DATA IN THIS EXERCISE Start Marker

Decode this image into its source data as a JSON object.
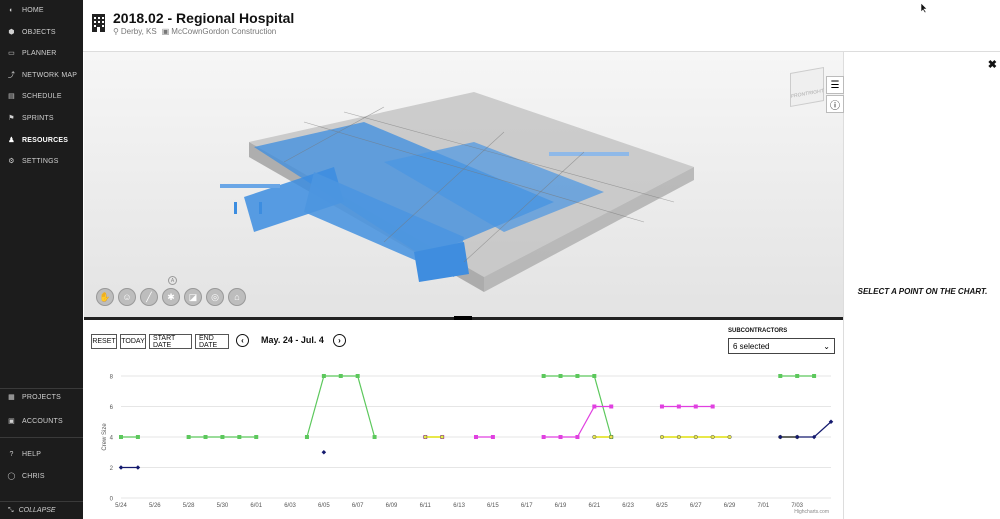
{
  "sidebar": {
    "items": [
      {
        "label": "HOME",
        "icon": "home-icon"
      },
      {
        "label": "OBJECTS",
        "icon": "objects-icon"
      },
      {
        "label": "PLANNER",
        "icon": "planner-icon"
      },
      {
        "label": "NETWORK MAP",
        "icon": "network-map-icon"
      },
      {
        "label": "SCHEDULE",
        "icon": "schedule-icon"
      },
      {
        "label": "SPRINTS",
        "icon": "sprints-icon"
      },
      {
        "label": "RESOURCES",
        "icon": "resources-icon",
        "active": true
      },
      {
        "label": "SETTINGS",
        "icon": "gear-icon"
      }
    ],
    "bottom_items": [
      {
        "label": "PROJECTS",
        "icon": "projects-icon"
      },
      {
        "label": "ACCOUNTS",
        "icon": "accounts-icon"
      },
      {
        "label": "HELP",
        "icon": "help-icon"
      },
      {
        "label": "CHRIS",
        "icon": "user-icon"
      }
    ],
    "collapse_label": "COLLAPSE"
  },
  "header": {
    "title": "2018.02 - Regional Hospital",
    "location": "Derby, KS",
    "company": "McCownGordon Construction"
  },
  "viewer": {
    "nav_cube_labels": [
      "FRONT",
      "RIGHT"
    ],
    "toolbar_icons": [
      "pan-icon",
      "walk-icon",
      "measure-icon",
      "explode-icon",
      "section-icon",
      "hide-icon",
      "home-view-icon"
    ]
  },
  "right_panel": {
    "message": "SELECT A POINT ON THE CHART."
  },
  "controls": {
    "reset": "RESET",
    "today": "TODAY",
    "start_date": "START DATE",
    "end_date": "END DATE",
    "range": "May. 24 - Jul. 4",
    "subcontractors_label": "SUBCONTRACTORS",
    "subcontractors_value": "6 selected"
  },
  "chart_data": {
    "type": "line",
    "ylabel": "Crew Size",
    "ylim": [
      0,
      8
    ],
    "yticks": [
      "0",
      "2",
      "4",
      "6",
      "8"
    ],
    "xlim": [
      0,
      42
    ],
    "xticks": [
      {
        "x": 0,
        "label": "5/24"
      },
      {
        "x": 2,
        "label": "5/26"
      },
      {
        "x": 4,
        "label": "5/28"
      },
      {
        "x": 6,
        "label": "5/30"
      },
      {
        "x": 8,
        "label": "6/01"
      },
      {
        "x": 10,
        "label": "6/03"
      },
      {
        "x": 12,
        "label": "6/05"
      },
      {
        "x": 14,
        "label": "6/07"
      },
      {
        "x": 16,
        "label": "6/09"
      },
      {
        "x": 18,
        "label": "6/11"
      },
      {
        "x": 20,
        "label": "6/13"
      },
      {
        "x": 22,
        "label": "6/15"
      },
      {
        "x": 24,
        "label": "6/17"
      },
      {
        "x": 26,
        "label": "6/19"
      },
      {
        "x": 28,
        "label": "6/21"
      },
      {
        "x": 30,
        "label": "6/23"
      },
      {
        "x": 32,
        "label": "6/25"
      },
      {
        "x": 34,
        "label": "6/27"
      },
      {
        "x": 36,
        "label": "6/29"
      },
      {
        "x": 38,
        "label": "7/01"
      },
      {
        "x": 40,
        "label": "7/03"
      }
    ],
    "credit": "Highcharts.com",
    "series": [
      {
        "color": "#5cc85c",
        "segments": [
          [
            [
              0,
              4
            ],
            [
              1,
              4
            ]
          ],
          [
            [
              4,
              4
            ],
            [
              5,
              4
            ],
            [
              6,
              4
            ],
            [
              7,
              4
            ],
            [
              8,
              4
            ]
          ],
          [
            [
              11,
              4
            ],
            [
              12,
              8
            ],
            [
              13,
              8
            ],
            [
              14,
              8
            ],
            [
              15,
              4
            ]
          ],
          [
            [
              25,
              8
            ],
            [
              26,
              8
            ],
            [
              27,
              8
            ],
            [
              28,
              8
            ],
            [
              29,
              4
            ]
          ],
          [
            [
              39,
              8
            ],
            [
              40,
              8
            ],
            [
              41,
              8
            ]
          ]
        ]
      },
      {
        "color": "#e040e0",
        "segments": [
          [
            [
              18,
              4
            ],
            [
              19,
              4
            ]
          ],
          [
            [
              21,
              4
            ],
            [
              22,
              4
            ]
          ],
          [
            [
              25,
              4
            ],
            [
              26,
              4
            ],
            [
              27,
              4
            ],
            [
              28,
              6
            ],
            [
              29,
              6
            ]
          ],
          [
            [
              32,
              6
            ],
            [
              33,
              6
            ],
            [
              34,
              6
            ],
            [
              35,
              6
            ]
          ]
        ]
      },
      {
        "color": "#e8e84a",
        "segments": [
          [
            [
              18,
              4
            ],
            [
              19,
              4
            ]
          ],
          [
            [
              28,
              4
            ],
            [
              29,
              4
            ]
          ],
          [
            [
              32,
              4
            ],
            [
              33,
              4
            ],
            [
              34,
              4
            ],
            [
              35,
              4
            ],
            [
              36,
              4
            ]
          ],
          [
            [
              39,
              4
            ],
            [
              40,
              4
            ]
          ]
        ]
      },
      {
        "color": "#141a6e",
        "segments": [
          [
            [
              0,
              2
            ],
            [
              1,
              2
            ]
          ],
          [
            [
              12,
              3
            ]
          ],
          [
            [
              39,
              4
            ],
            [
              40,
              4
            ],
            [
              41,
              4
            ],
            [
              42,
              5
            ]
          ]
        ]
      }
    ]
  }
}
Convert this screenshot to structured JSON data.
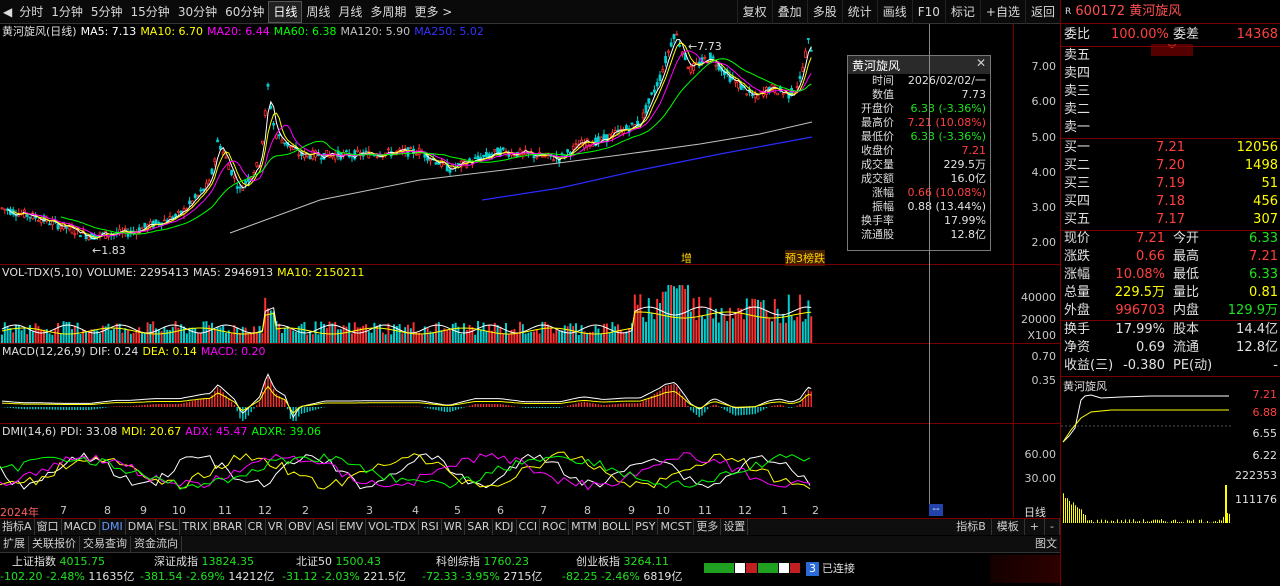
{
  "toolbar": {
    "periods": [
      "分时",
      "1分钟",
      "5分钟",
      "15分钟",
      "30分钟",
      "60分钟",
      "日线",
      "周线",
      "月线",
      "多周期",
      "更多"
    ],
    "active_period": "日线",
    "right": [
      "复权",
      "叠加",
      "多股",
      "统计",
      "画线",
      "F10",
      "标记",
      "+自选",
      "返回"
    ]
  },
  "main_legend": {
    "name": "黄河旋风(日线)",
    "items": [
      {
        "label": "MA5: 7.13",
        "color": "#ffffff"
      },
      {
        "label": "MA10: 6.70",
        "color": "#ffff00"
      },
      {
        "label": "MA20: 6.44",
        "color": "#ff00ff"
      },
      {
        "label": "MA60: 6.38",
        "color": "#00ff00"
      },
      {
        "label": "MA120: 5.90",
        "color": "#c0c0c0"
      },
      {
        "label": "MA250: 5.02",
        "color": "#3333ff"
      }
    ]
  },
  "price_axis": [
    "7.00",
    "6.00",
    "5.00",
    "4.00",
    "3.00",
    "2.00"
  ],
  "price_annotations": {
    "high": "7.73",
    "low": "1.83"
  },
  "event_labels": [
    "增",
    "预3榜跌"
  ],
  "tooltip": {
    "title": "黄河旋风",
    "rows": [
      {
        "k": "时间",
        "v": "2026/02/02/一",
        "c": "#e0e0e0"
      },
      {
        "k": "数值",
        "v": "7.73",
        "c": "#e0e0e0"
      },
      {
        "k": "开盘价",
        "v": "6.33 (-3.36%)",
        "c": "#20e020"
      },
      {
        "k": "最高价",
        "v": "7.21 (10.08%)",
        "c": "#ff4040"
      },
      {
        "k": "最低价",
        "v": "6.33 (-3.36%)",
        "c": "#20e020"
      },
      {
        "k": "收盘价",
        "v": "7.21",
        "c": "#ff4040"
      },
      {
        "k": "成交量",
        "v": "229.5万",
        "c": "#e0e0e0"
      },
      {
        "k": "成交额",
        "v": "16.0亿",
        "c": "#e0e0e0"
      },
      {
        "k": "涨幅",
        "v": "0.66 (10.08%)",
        "c": "#ff4040"
      },
      {
        "k": "振幅",
        "v": "0.88 (13.44%)",
        "c": "#e0e0e0"
      },
      {
        "k": "换手率",
        "v": "17.99%",
        "c": "#e0e0e0"
      },
      {
        "k": "流通股",
        "v": "12.8亿",
        "c": "#e0e0e0"
      }
    ]
  },
  "vol_legend": {
    "name": "VOL-TDX(5,10)",
    "items": [
      {
        "label": "VOLUME: 2295413",
        "color": "#e0e0e0"
      },
      {
        "label": "MA5: 2946913",
        "color": "#e0e0e0"
      },
      {
        "label": "MA10: 2150211",
        "color": "#ffff00"
      }
    ]
  },
  "vol_axis": [
    "40000",
    "20000",
    "X100"
  ],
  "macd_legend": {
    "name": "MACD(12,26,9)",
    "items": [
      {
        "label": "DIF: 0.24",
        "color": "#e0e0e0"
      },
      {
        "label": "DEA: 0.14",
        "color": "#ffff00"
      },
      {
        "label": "MACD: 0.20",
        "color": "#ff00ff"
      }
    ]
  },
  "macd_axis": [
    "0.70",
    "0.35"
  ],
  "dmi_legend": {
    "name": "DMI(14,6)",
    "items": [
      {
        "label": "PDI: 33.08",
        "color": "#e0e0e0"
      },
      {
        "label": "MDI: 20.67",
        "color": "#ffff00"
      },
      {
        "label": "ADX: 45.47",
        "color": "#ff00ff"
      },
      {
        "label": "ADXR: 39.06",
        "color": "#00ff00"
      }
    ]
  },
  "dmi_axis": [
    "60.00",
    "30.00"
  ],
  "x_axis": [
    {
      "t": "2024年",
      "p": 0
    },
    {
      "t": "7",
      "p": 60
    },
    {
      "t": "8",
      "p": 104
    },
    {
      "t": "9",
      "p": 140
    },
    {
      "t": "10",
      "p": 172
    },
    {
      "t": "11",
      "p": 218
    },
    {
      "t": "12",
      "p": 258
    },
    {
      "t": "2",
      "p": 302
    },
    {
      "t": "3",
      "p": 366
    },
    {
      "t": "4",
      "p": 412
    },
    {
      "t": "5",
      "p": 454
    },
    {
      "t": "6",
      "p": 497
    },
    {
      "t": "7",
      "p": 540
    },
    {
      "t": "8",
      "p": 584
    },
    {
      "t": "9",
      "p": 628
    },
    {
      "t": "10",
      "p": 656
    },
    {
      "t": "11",
      "p": 698
    },
    {
      "t": "12",
      "p": 738
    },
    {
      "t": "1",
      "p": 781
    },
    {
      "t": "2",
      "p": 812
    }
  ],
  "x_axis_right": "日线",
  "indicator_tabs": [
    "指标A",
    "窗口",
    "MACD",
    "DMI",
    "DMA",
    "FSL",
    "TRIX",
    "BRAR",
    "CR",
    "VR",
    "OBV",
    "ASI",
    "EMV",
    "VOL-TDX",
    "RSI",
    "WR",
    "SAR",
    "KDJ",
    "CCI",
    "ROC",
    "MTM",
    "BOLL",
    "PSY",
    "MCST",
    "更多",
    "设置"
  ],
  "active_indicator": "DMI",
  "indicator_right": [
    "指标B",
    "模板",
    "+",
    "-"
  ],
  "sub_tabs": [
    "扩展",
    "关联报价",
    "交易查询",
    "资金流向"
  ],
  "status": {
    "indices": [
      {
        "name": "上证指数",
        "value": "4015.75",
        "chg": "-102.20",
        "pct": "-2.48%",
        "amt": "11635亿"
      },
      {
        "name": "深证成指",
        "value": "13824.35",
        "chg": "-381.54",
        "pct": "-2.69%",
        "amt": "14212亿"
      },
      {
        "name": "北证50",
        "value": "1500.43",
        "chg": "-31.12",
        "pct": "-2.03%",
        "amt": "221.5亿"
      },
      {
        "name": "科创综指",
        "value": "1760.23",
        "chg": "-72.33",
        "pct": "-3.95%",
        "amt": "2715亿"
      },
      {
        "name": "创业板指",
        "value": "3264.11",
        "chg": "-82.25",
        "pct": "-2.46%",
        "amt": "6819亿"
      }
    ],
    "connection_count": "3",
    "connection_text": "已连接",
    "tuwen": "图文"
  },
  "quote": {
    "r_mark": "R",
    "code": "600172",
    "name": "黄河旋风",
    "weibi_label": "委比",
    "weibi": "100.00%",
    "weicha_label": "委差",
    "weicha": "14368",
    "sells": [
      "卖五",
      "卖四",
      "卖三",
      "卖二",
      "卖一"
    ],
    "buys": [
      {
        "k": "买一",
        "p": "7.21",
        "v": "12056"
      },
      {
        "k": "买二",
        "p": "7.20",
        "v": "1498"
      },
      {
        "k": "买三",
        "p": "7.19",
        "v": "51"
      },
      {
        "k": "买四",
        "p": "7.18",
        "v": "456"
      },
      {
        "k": "买五",
        "p": "7.17",
        "v": "307"
      }
    ],
    "stats": [
      {
        "k1": "现价",
        "v1": "7.21",
        "c1": "#ff4040",
        "k2": "今开",
        "v2": "6.33",
        "c2": "#20e020"
      },
      {
        "k1": "涨跌",
        "v1": "0.66",
        "c1": "#ff4040",
        "k2": "最高",
        "v2": "7.21",
        "c2": "#ff4040"
      },
      {
        "k1": "涨幅",
        "v1": "10.08%",
        "c1": "#ff4040",
        "k2": "最低",
        "v2": "6.33",
        "c2": "#20e020"
      },
      {
        "k1": "总量",
        "v1": "229.5万",
        "c1": "#ffff00",
        "k2": "量比",
        "v2": "0.81",
        "c2": "#ffff00"
      },
      {
        "k1": "外盘",
        "v1": "996703",
        "c1": "#ff4040",
        "k2": "内盘",
        "v2": "129.9万",
        "c2": "#20e020"
      }
    ],
    "stats2": [
      {
        "k1": "换手",
        "v1": "17.99%",
        "k2": "股本",
        "v2": "14.4亿"
      },
      {
        "k1": "净资",
        "v1": "0.69",
        "k2": "流通",
        "v2": "12.8亿"
      },
      {
        "k1": "收益(三)",
        "v1": "-0.380",
        "k2": "PE(动)",
        "v2": "-"
      }
    ],
    "mini_title": "黄河旋风",
    "mini_axis": [
      "7.21",
      "6.88",
      "6.55",
      "6.22",
      "222353",
      "111176"
    ]
  }
}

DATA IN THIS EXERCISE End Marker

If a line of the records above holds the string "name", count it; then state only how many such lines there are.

[REPLY TO THE TASK]:
10